Data to examine START
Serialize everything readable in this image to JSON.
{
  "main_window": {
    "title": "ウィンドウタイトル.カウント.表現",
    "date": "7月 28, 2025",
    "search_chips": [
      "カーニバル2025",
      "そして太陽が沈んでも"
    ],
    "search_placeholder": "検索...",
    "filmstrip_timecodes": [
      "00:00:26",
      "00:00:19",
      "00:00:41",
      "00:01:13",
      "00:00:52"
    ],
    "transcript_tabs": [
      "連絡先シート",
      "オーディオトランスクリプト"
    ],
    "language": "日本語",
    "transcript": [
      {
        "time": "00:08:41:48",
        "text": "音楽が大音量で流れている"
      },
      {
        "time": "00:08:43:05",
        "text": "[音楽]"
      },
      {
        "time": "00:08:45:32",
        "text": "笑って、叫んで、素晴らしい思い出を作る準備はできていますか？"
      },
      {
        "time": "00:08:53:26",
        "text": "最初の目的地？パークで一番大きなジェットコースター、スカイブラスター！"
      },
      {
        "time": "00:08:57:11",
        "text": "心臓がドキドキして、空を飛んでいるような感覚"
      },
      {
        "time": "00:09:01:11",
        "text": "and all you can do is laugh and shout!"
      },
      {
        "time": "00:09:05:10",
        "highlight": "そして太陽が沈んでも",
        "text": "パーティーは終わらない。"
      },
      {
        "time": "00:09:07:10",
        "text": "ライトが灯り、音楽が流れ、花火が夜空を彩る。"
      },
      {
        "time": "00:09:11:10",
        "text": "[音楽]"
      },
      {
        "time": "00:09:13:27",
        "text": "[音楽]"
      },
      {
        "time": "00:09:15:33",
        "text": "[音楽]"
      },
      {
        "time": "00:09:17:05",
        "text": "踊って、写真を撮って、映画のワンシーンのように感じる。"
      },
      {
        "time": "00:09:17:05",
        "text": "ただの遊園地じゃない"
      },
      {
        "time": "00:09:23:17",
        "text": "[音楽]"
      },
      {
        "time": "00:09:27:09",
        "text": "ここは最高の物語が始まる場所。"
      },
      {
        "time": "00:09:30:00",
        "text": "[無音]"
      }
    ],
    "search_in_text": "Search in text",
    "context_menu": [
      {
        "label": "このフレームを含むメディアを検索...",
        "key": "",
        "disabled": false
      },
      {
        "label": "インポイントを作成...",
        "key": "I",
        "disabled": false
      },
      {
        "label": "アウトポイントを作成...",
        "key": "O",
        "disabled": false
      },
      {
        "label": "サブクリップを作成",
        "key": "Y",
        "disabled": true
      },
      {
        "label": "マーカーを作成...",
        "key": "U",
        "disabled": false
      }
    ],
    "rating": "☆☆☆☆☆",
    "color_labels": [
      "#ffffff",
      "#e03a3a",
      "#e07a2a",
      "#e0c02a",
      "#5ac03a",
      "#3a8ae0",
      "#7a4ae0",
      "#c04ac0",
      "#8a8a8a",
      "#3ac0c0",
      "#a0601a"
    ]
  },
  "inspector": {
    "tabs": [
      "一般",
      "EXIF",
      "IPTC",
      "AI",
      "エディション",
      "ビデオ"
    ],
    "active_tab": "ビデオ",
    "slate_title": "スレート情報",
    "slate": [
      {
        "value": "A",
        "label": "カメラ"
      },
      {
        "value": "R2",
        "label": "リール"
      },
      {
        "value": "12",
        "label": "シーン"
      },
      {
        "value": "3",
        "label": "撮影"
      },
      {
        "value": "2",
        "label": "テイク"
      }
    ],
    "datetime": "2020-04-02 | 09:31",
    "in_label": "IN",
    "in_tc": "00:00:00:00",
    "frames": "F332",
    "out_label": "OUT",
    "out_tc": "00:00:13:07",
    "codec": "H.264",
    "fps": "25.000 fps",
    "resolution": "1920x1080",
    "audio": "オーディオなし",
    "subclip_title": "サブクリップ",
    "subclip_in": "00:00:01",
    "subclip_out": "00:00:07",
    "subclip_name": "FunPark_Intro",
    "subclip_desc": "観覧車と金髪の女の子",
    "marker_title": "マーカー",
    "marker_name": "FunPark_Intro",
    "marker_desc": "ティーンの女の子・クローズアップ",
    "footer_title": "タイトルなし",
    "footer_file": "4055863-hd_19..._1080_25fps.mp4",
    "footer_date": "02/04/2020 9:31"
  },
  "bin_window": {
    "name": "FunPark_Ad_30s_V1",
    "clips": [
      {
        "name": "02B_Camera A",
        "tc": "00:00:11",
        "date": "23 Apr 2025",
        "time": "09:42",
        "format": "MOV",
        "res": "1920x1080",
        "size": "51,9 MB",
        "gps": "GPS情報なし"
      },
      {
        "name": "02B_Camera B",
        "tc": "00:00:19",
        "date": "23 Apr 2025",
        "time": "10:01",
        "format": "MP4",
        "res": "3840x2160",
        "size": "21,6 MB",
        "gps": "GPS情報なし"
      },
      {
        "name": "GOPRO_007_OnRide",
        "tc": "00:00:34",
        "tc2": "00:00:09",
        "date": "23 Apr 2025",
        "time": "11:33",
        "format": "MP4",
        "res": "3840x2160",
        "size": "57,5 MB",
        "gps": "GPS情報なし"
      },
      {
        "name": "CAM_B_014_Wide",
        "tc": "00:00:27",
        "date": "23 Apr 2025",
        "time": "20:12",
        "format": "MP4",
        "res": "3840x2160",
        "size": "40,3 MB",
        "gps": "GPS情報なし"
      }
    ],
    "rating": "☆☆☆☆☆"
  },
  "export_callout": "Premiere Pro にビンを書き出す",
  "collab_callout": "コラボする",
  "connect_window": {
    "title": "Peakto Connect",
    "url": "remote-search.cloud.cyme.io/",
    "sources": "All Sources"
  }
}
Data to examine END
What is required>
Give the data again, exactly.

Solved problem>
Serialize everything readable in this image to JSON.
{
  "main_window": {
    "title": "ウィンドウタイトル.カウント.表現",
    "date": "7月 28, 2025",
    "search_chips": [
      "カーニバル2025",
      "そして太陽が沈んでも"
    ],
    "search_placeholder": "検索...",
    "filmstrip_timecodes": [
      "00:00:26",
      "00:00:19",
      "00:00:41",
      "00:01:13",
      "00:00:52"
    ],
    "transcript_tabs": [
      "連絡先シート",
      "オーディオトランスクリプト"
    ],
    "language": "日本語",
    "transcript": [
      {
        "time": "00:08:41:48",
        "text": "音楽が大音量で流れている"
      },
      {
        "time": "00:08:43:05",
        "text": "[音楽]"
      },
      {
        "time": "00:08:45:32",
        "text": "笑って、叫んで、素晴らしい思い出を作る準備はできていますか？"
      },
      {
        "time": "00:08:53:26",
        "text": "最初の目的地？パークで一番大きなジェットコースター、スカイブラスター！"
      },
      {
        "time": "00:08:57:11",
        "text": "心臓がドキドキして、空を飛んでいるような感覚"
      },
      {
        "time": "00:09:01:11",
        "text": "and all you can do is laugh and shout!"
      },
      {
        "time": "00:09:05:10",
        "highlight": "そして太陽が沈んでも",
        "text": "パーティーは終わらない。"
      },
      {
        "time": "00:09:07:10",
        "text": "ライトが灯り、音楽が流れ、花火が夜空を彩る。"
      },
      {
        "time": "00:09:11:10",
        "text": "[音楽]"
      },
      {
        "time": "00:09:13:27",
        "text": "[音楽]"
      },
      {
        "time": "00:09:15:33",
        "text": "[音楽]"
      },
      {
        "time": "00:09:17:05",
        "text": "踊って、写真を撮って、映画のワンシーンのように感じる。"
      },
      {
        "time": "00:09:17:05",
        "text": "ただの遊園地じゃない"
      },
      {
        "time": "00:09:23:17",
        "text": "[音楽]"
      },
      {
        "time": "00:09:27:09",
        "text": "ここは最高の物語が始まる場所。"
      },
      {
        "time": "00:09:30:00",
        "text": "[無音]"
      }
    ],
    "search_in_text": "Search in text",
    "context_menu": [
      {
        "label": "このフレームを含むメディアを検索...",
        "key": "",
        "disabled": false
      },
      {
        "label": "インポイントを作成...",
        "key": "I",
        "disabled": false
      },
      {
        "label": "アウトポイントを作成...",
        "key": "O",
        "disabled": false
      },
      {
        "label": "サブクリップを作成",
        "key": "Y",
        "disabled": true
      },
      {
        "label": "マーカーを作成...",
        "key": "U",
        "disabled": false
      }
    ],
    "rating": "☆☆☆☆☆",
    "color_labels": [
      "#ffffff",
      "#e03a3a",
      "#e07a2a",
      "#e0c02a",
      "#5ac03a",
      "#3a8ae0",
      "#7a4ae0",
      "#c04ac0",
      "#8a8a8a",
      "#3ac0c0",
      "#a0601a"
    ]
  },
  "inspector": {
    "tabs": [
      "一般",
      "EXIF",
      "IPTC",
      "AI",
      "エディション",
      "ビデオ"
    ],
    "active_tab": "ビデオ",
    "slate_title": "スレート情報",
    "slate": [
      {
        "value": "A",
        "label": "カメラ"
      },
      {
        "value": "R2",
        "label": "リール"
      },
      {
        "value": "12",
        "label": "シーン"
      },
      {
        "value": "3",
        "label": "撮影"
      },
      {
        "value": "2",
        "label": "テイク"
      }
    ],
    "datetime": "2020-04-02 | 09:31",
    "in_label": "IN",
    "in_tc": "00:00:00:00",
    "frames": "F332",
    "out_label": "OUT",
    "out_tc": "00:00:13:07",
    "codec": "H.264",
    "fps": "25.000 fps",
    "resolution": "1920x1080",
    "audio": "オーディオなし",
    "subclip_title": "サブクリップ",
    "subclip_in": "00:00:01",
    "subclip_out": "00:00:07",
    "subclip_name": "FunPark_Intro",
    "subclip_desc": "観覧車と金髪の女の子",
    "marker_title": "マーカー",
    "marker_name": "FunPark_Intro",
    "marker_desc": "ティーンの女の子・クローズアップ",
    "footer_title": "タイトルなし",
    "footer_file": "4055863-hd_19..._1080_25fps.mp4",
    "footer_date": "02/04/2020 9:31"
  },
  "bin_window": {
    "name": "FunPark_Ad_30s_V1",
    "clips": [
      {
        "name": "02B_Camera A",
        "tc": "00:00:11",
        "date": "23 Apr 2025",
        "time": "09:42",
        "format": "MOV",
        "res": "1920x1080",
        "size": "51,9 MB",
        "gps": "GPS情報なし"
      },
      {
        "name": "02B_Camera B",
        "tc": "00:00:19",
        "date": "23 Apr 2025",
        "time": "10:01",
        "format": "MP4",
        "res": "3840x2160",
        "size": "21,6 MB",
        "gps": "GPS情報なし"
      },
      {
        "name": "GOPRO_007_OnRide",
        "tc": "00:00:34",
        "tc2": "00:00:09",
        "date": "23 Apr 2025",
        "time": "11:33",
        "format": "MP4",
        "res": "3840x2160",
        "size": "57,5 MB",
        "gps": "GPS情報なし"
      },
      {
        "name": "CAM_B_014_Wide",
        "tc": "00:00:27",
        "date": "23 Apr 2025",
        "time": "20:12",
        "format": "MP4",
        "res": "3840x2160",
        "size": "40,3 MB",
        "gps": "GPS情報なし"
      }
    ],
    "rating": "☆☆☆☆☆"
  },
  "export_callout": "Premiere Pro にビンを書き出す",
  "collab_callout": "コラボする",
  "connect_window": {
    "title": "Peakto Connect",
    "url": "remote-search.cloud.cyme.io/",
    "sources": "All Sources"
  }
}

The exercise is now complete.